▶ [WORK REQUEST]
The range runs from the line containing "Give me the" to the last line of the entries. Copy that range exactly, omitting pictures.

▶ [RECORD SET]
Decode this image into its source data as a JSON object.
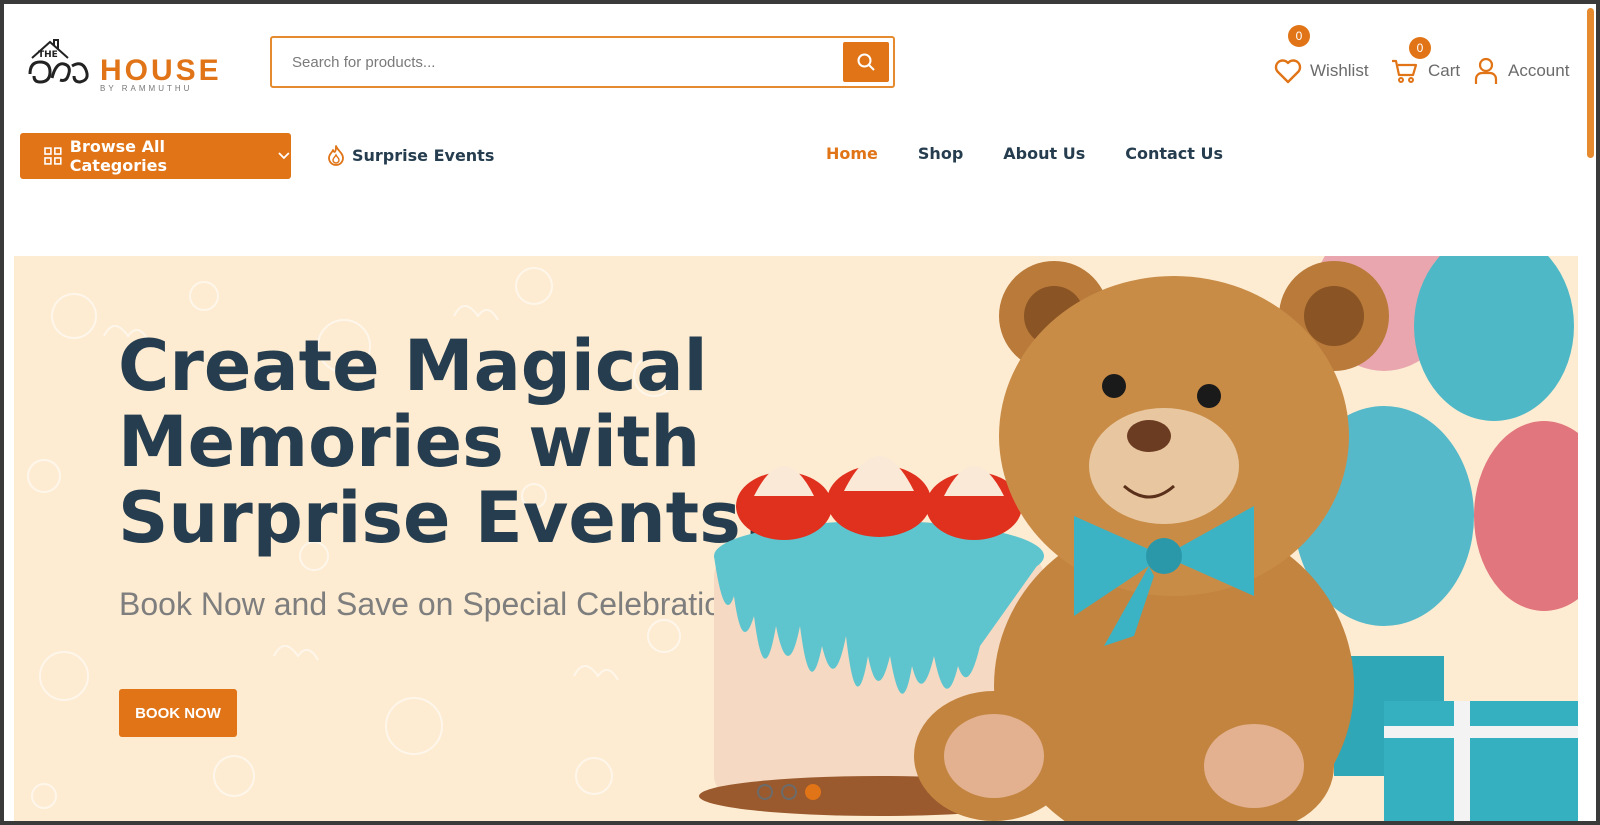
{
  "header": {
    "logo": {
      "the": "THE",
      "house": "HOUSE",
      "by": "BY RAMMUTHU"
    },
    "search_placeholder": "Search for products...",
    "wishlist": {
      "label": "Wishlist",
      "count": "0"
    },
    "cart": {
      "label": "Cart",
      "count": "0"
    },
    "account": {
      "label": "Account"
    }
  },
  "nav": {
    "browse": "Browse All Categories",
    "surprise": "Surprise Events",
    "links": [
      {
        "label": "Home",
        "active": true
      },
      {
        "label": "Shop"
      },
      {
        "label": "About Us"
      },
      {
        "label": "Contact Us"
      }
    ]
  },
  "hero": {
    "title_line1": "Create Magical",
    "title_line2": "Memories with",
    "title_line3": "Surprise Events!",
    "subtitle": "Book Now and Save on Special Celebrations!",
    "button": "BOOK NOW",
    "slides": 3,
    "active_slide": 3
  },
  "colors": {
    "accent": "#e07416",
    "navy": "#253d4e",
    "hero_bg": "#fdecd2"
  }
}
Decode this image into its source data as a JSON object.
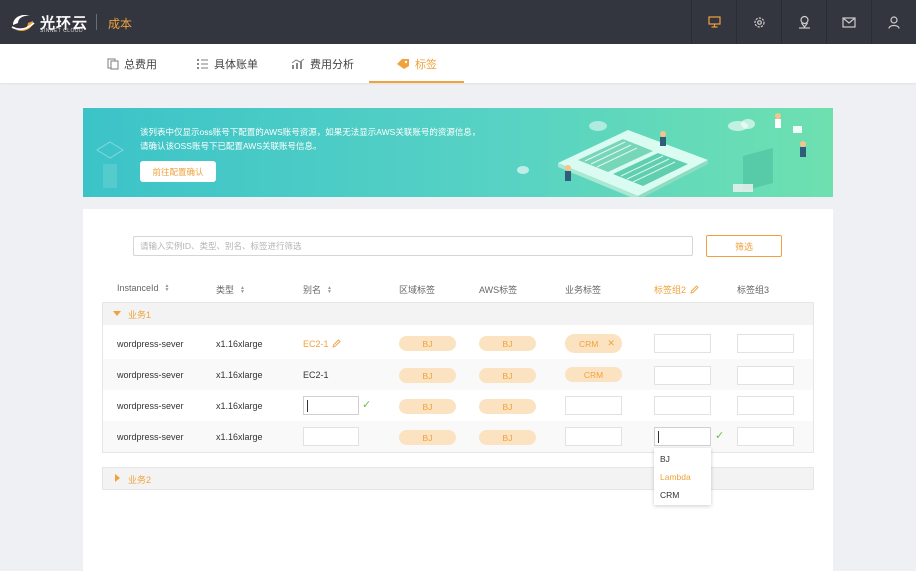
{
  "header": {
    "logo_text": "光环云",
    "logo_sub": "SINNET CLOUD",
    "title": "成本",
    "icons": [
      "monitor-icon",
      "settings-icon",
      "location-icon",
      "mail-icon",
      "user-icon"
    ],
    "accent_color": "#f0a23c",
    "bg_color": "#34363f"
  },
  "nav": {
    "tabs": [
      {
        "label": "总费用",
        "icon": "bill-icon",
        "active": false
      },
      {
        "label": "具体账单",
        "icon": "list-icon",
        "active": false
      },
      {
        "label": "费用分析",
        "icon": "chart-icon",
        "active": false
      },
      {
        "label": "标签",
        "icon": "tag-icon",
        "active": true
      }
    ]
  },
  "banner": {
    "line1": "该列表中仅显示oss账号下配置的AWS账号资源，如果无法显示AWS关联账号的资源信息，",
    "line2": "请确认该OSS账号下已配置AWS关联账号信息。",
    "button": "前往配置确认"
  },
  "search": {
    "placeholder": "请输入实例ID、类型、别名、标签进行筛选",
    "value": ""
  },
  "filter_button": "筛选",
  "columns": [
    "InstanceId",
    "类型",
    "别名",
    "区域标签",
    "AWS标签",
    "业务标签",
    "标签组2",
    "标签组3"
  ],
  "groups": [
    {
      "name": "业务1",
      "expanded": true,
      "rows": [
        {
          "instance": "wordpress-sever",
          "type": "x1.16xlarge",
          "alias": "EC2-1",
          "region": "BJ",
          "aws": "BJ",
          "biz": "CRM"
        },
        {
          "instance": "wordpress-sever",
          "type": "x1.16xlarge",
          "alias": "EC2-1",
          "region": "BJ",
          "aws": "BJ",
          "biz": "CRM"
        },
        {
          "instance": "wordpress-sever",
          "type": "x1.16xlarge",
          "alias": "",
          "region": "BJ",
          "aws": "BJ",
          "biz": ""
        },
        {
          "instance": "wordpress-sever",
          "type": "x1.16xlarge",
          "alias": "",
          "region": "BJ",
          "aws": "BJ",
          "biz": ""
        }
      ]
    },
    {
      "name": "业务2",
      "expanded": false
    }
  ],
  "dropdown": {
    "options": [
      "BJ",
      "Lambda",
      "CRM"
    ],
    "highlighted": "Lambda"
  }
}
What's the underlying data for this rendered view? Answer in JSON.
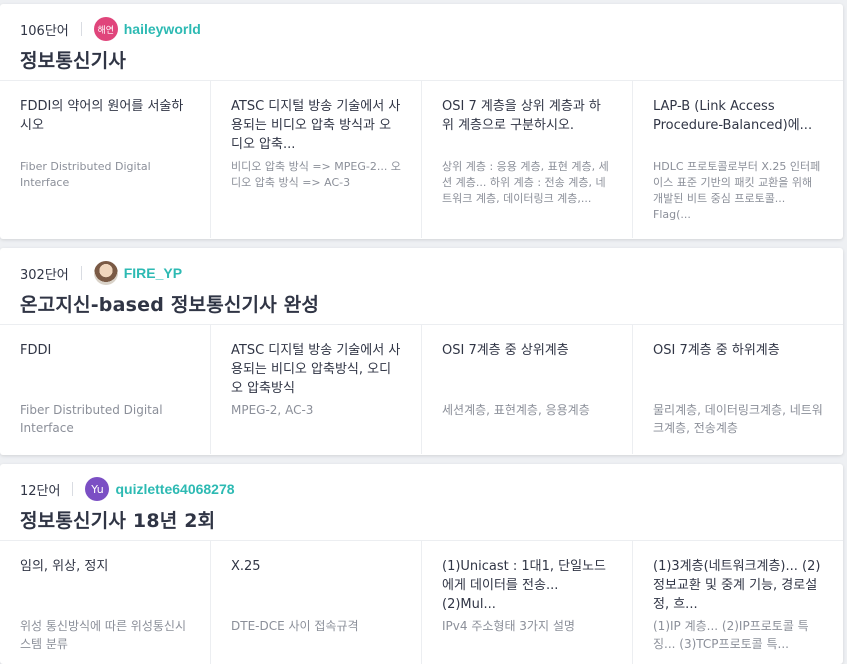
{
  "sets": [
    {
      "count": "106단어",
      "avatar_text": "해연",
      "avatar_color": "#e0457b",
      "username": "haileyworld",
      "title": "정보통신기사",
      "terms": [
        {
          "word": "FDDI의 약어의 원어를 서술하시오",
          "definition": "Fiber Distributed Digital Interface"
        },
        {
          "word": "ATSC 디지털 방송 기술에서 사용되는 비디오 압축 방식과 오디오 압축...",
          "definition": "비디오 압축 방식 => MPEG-2... 오디오 압축 방식 => AC-3"
        },
        {
          "word": "OSI 7 계층을 상위 계층과 하위 계층으로 구분하시오.",
          "definition": "상위 계층 : 응용 계층, 표현 계층, 세션 계층... 하위 계층 : 전송 계층, 네트워크 계층, 데이터링크 계층,..."
        },
        {
          "word": "LAP-B (Link Access Procedure-Balanced)에...",
          "definition": "HDLC 프로토콜로부터 X.25 인터페이스 표준 기반의 패킷 교환을 위해 개발된 비트 중심 프로토콜... Flag(..."
        }
      ]
    },
    {
      "count": "302단어",
      "avatar_text": "",
      "avatar_color": "#c8a27a",
      "username": "FIRE_YP",
      "title": "온고지신-based 정보통신기사 완성",
      "terms": [
        {
          "word": "FDDI",
          "definition": "Fiber Distributed Digital Interface"
        },
        {
          "word": "ATSC 디지털 방송 기술에서 사용되는 비디오 압축방식, 오디오 압축방식",
          "definition": "MPEG-2, AC-3"
        },
        {
          "word": "OSI 7계층 중 상위계층",
          "definition": "세션계층, 표현계층, 응용계층"
        },
        {
          "word": "OSI 7계층 중 하위계층",
          "definition": "물리계층, 데이터링크계층, 네트워크계층, 전송계층"
        }
      ]
    },
    {
      "count": "12단어",
      "avatar_text": "Yu",
      "avatar_color": "#7b4fc4",
      "username": "quizlette64068278",
      "title": "정보통신기사 18년 2회",
      "terms": [
        {
          "word": "임의, 위상, 정지",
          "definition": "위성 통신방식에 따른 위성통신시스템 분류"
        },
        {
          "word": "X.25",
          "definition": "DTE-DCE 사이 접속규격"
        },
        {
          "word": "(1)Unicast : 1대1, 단일노드에게 데이터를 전송... (2)Mul...",
          "definition": "IPv4 주소형태 3가지 설명"
        },
        {
          "word": "(1)3계층(네트워크계층)... (2)정보교환 및 중계 기능, 경로설정, 흐...",
          "definition": "(1)IP 계층... (2)IP프로토콜 특징... (3)TCP프로토콜 특..."
        }
      ]
    }
  ]
}
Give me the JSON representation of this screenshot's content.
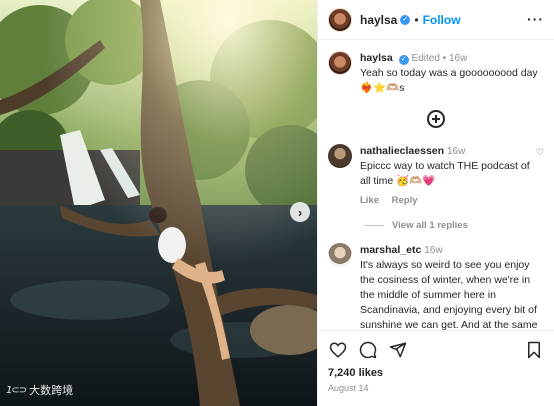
{
  "header": {
    "username": "haylsa",
    "verified_icon": "verified-badge-icon",
    "separator": "•",
    "follow_label": "Follow",
    "more_icon": "more-options-icon",
    "more_glyph": "···"
  },
  "caption": {
    "username": "haylsa",
    "meta": "Edited • 16w",
    "text": "Yeah so today was a gooooooood day ❤️‍🔥⭐🫶🏼s"
  },
  "comments": [
    {
      "username": "nathalieclaessen",
      "time": "16w",
      "text": "Epiccc way to watch THE podcast of all time 🥳🫶🏼💗",
      "like_label": "Like",
      "reply_label": "Reply",
      "view_replies": "View all 1 replies"
    },
    {
      "username": "marshal_etc",
      "time": "16w",
      "text": "It's always so weird to see you enjoy the cosiness of winter, when we're in the middle of summer here in Scandinavia, and enjoying every bit of sunshine we can get. And at the same time, I'm looking at your photos and thinking: ah,"
    }
  ],
  "footer": {
    "likes": "7,240 likes",
    "date": "August 14"
  },
  "photo": {
    "next_glyph": "›",
    "watermark": "大数跨境",
    "watermark_logo": "1⊂⊃"
  },
  "colors": {
    "accent": "#0095f6",
    "verified": "#3897f0",
    "muted": "#8e8e8e"
  }
}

▶ [COMPLETED EXERCISE]
Give me the JSON representation of this screenshot's content.
{
  "header": {
    "username": "haylsa",
    "verified_icon": "verified-badge-icon",
    "separator": "•",
    "follow_label": "Follow",
    "more_icon": "more-options-icon",
    "more_glyph": "···"
  },
  "caption": {
    "username": "haylsa",
    "meta": "Edited • 16w",
    "text": "Yeah so today was a gooooooood day ❤️‍🔥⭐🫶🏼s"
  },
  "comments": [
    {
      "username": "nathalieclaessen",
      "time": "16w",
      "text": "Epiccc way to watch THE podcast of all time 🥳🫶🏼💗",
      "like_label": "Like",
      "reply_label": "Reply",
      "view_replies": "View all 1 replies"
    },
    {
      "username": "marshal_etc",
      "time": "16w",
      "text": "It's always so weird to see you enjoy the cosiness of winter, when we're in the middle of summer here in Scandinavia, and enjoying every bit of sunshine we can get. And at the same time, I'm looking at your photos and thinking: ah,"
    }
  ],
  "footer": {
    "likes": "7,240 likes",
    "date": "August 14"
  },
  "photo": {
    "next_glyph": "›",
    "watermark": "大数跨境",
    "watermark_logo": "1⊂⊃"
  },
  "colors": {
    "accent": "#0095f6",
    "verified": "#3897f0",
    "muted": "#8e8e8e"
  }
}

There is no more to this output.